• _EXERCISE AIM_
Only an exact copy of the records, from the line with "Decode this image" through the last line, is wanted.
[Opening RECORD SET section]
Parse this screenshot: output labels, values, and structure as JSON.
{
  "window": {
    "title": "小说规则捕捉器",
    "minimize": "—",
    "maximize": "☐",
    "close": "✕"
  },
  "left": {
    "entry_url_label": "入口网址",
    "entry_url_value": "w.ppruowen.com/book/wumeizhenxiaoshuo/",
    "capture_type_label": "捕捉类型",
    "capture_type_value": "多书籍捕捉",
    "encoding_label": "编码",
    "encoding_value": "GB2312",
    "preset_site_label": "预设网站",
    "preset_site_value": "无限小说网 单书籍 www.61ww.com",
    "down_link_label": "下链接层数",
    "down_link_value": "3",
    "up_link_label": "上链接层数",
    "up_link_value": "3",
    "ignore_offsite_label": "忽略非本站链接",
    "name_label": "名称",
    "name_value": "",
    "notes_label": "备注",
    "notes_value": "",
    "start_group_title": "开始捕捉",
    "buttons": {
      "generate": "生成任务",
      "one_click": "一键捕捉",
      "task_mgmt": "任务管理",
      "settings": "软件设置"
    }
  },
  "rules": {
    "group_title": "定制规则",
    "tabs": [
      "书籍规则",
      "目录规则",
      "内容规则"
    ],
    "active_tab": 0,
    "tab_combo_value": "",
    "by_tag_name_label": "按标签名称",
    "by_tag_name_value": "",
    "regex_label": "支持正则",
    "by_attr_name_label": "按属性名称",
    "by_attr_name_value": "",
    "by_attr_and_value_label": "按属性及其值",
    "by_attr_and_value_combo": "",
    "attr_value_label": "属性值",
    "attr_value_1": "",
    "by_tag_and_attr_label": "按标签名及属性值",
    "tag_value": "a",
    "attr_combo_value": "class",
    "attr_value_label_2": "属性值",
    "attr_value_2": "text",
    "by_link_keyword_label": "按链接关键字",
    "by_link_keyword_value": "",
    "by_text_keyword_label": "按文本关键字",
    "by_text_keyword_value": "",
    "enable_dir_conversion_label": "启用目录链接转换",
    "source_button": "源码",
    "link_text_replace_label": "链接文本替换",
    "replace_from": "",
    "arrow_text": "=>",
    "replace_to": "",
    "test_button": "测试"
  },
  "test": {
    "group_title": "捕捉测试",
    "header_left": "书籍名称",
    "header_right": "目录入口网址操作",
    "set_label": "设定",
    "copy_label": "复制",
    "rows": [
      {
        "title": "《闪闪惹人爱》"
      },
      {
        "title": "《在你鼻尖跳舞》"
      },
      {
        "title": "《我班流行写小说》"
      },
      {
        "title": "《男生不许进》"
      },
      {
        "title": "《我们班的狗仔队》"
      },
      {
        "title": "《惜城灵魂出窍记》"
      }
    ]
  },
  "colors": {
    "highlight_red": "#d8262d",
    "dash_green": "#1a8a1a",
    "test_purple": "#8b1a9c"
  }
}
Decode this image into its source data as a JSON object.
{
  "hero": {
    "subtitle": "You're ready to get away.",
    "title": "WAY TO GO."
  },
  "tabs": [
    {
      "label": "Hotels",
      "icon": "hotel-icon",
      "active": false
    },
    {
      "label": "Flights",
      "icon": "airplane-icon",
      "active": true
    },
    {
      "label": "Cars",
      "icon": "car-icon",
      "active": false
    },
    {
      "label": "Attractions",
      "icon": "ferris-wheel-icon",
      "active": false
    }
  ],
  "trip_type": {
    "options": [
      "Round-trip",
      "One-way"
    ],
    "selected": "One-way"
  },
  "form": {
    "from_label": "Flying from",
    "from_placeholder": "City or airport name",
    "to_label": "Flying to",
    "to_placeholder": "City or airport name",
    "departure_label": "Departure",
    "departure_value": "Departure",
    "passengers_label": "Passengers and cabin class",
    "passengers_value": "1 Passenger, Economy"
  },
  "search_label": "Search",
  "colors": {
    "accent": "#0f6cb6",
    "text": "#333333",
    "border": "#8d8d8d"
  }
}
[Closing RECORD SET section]
• _EXERCISE OUTPUT_
Decode this image into its source data as a JSON object.
{
  "hero": {
    "subtitle": "You're ready to get away.",
    "title": "WAY TO GO."
  },
  "tabs": [
    {
      "label": "Hotels",
      "icon": "hotel-icon",
      "active": false
    },
    {
      "label": "Flights",
      "icon": "airplane-icon",
      "active": true
    },
    {
      "label": "Cars",
      "icon": "car-icon",
      "active": false
    },
    {
      "label": "Attractions",
      "icon": "ferris-wheel-icon",
      "active": false
    }
  ],
  "trip_type": {
    "options": [
      "Round-trip",
      "One-way"
    ],
    "selected": "One-way"
  },
  "form": {
    "from_label": "Flying from",
    "from_placeholder": "City or airport name",
    "to_label": "Flying to",
    "to_placeholder": "City or airport name",
    "departure_label": "Departure",
    "departure_value": "Departure",
    "passengers_label": "Passengers and cabin class",
    "passengers_value": "1 Passenger, Economy"
  },
  "search_label": "Search",
  "colors": {
    "accent": "#0f6cb6",
    "text": "#333333",
    "border": "#8d8d8d"
  }
}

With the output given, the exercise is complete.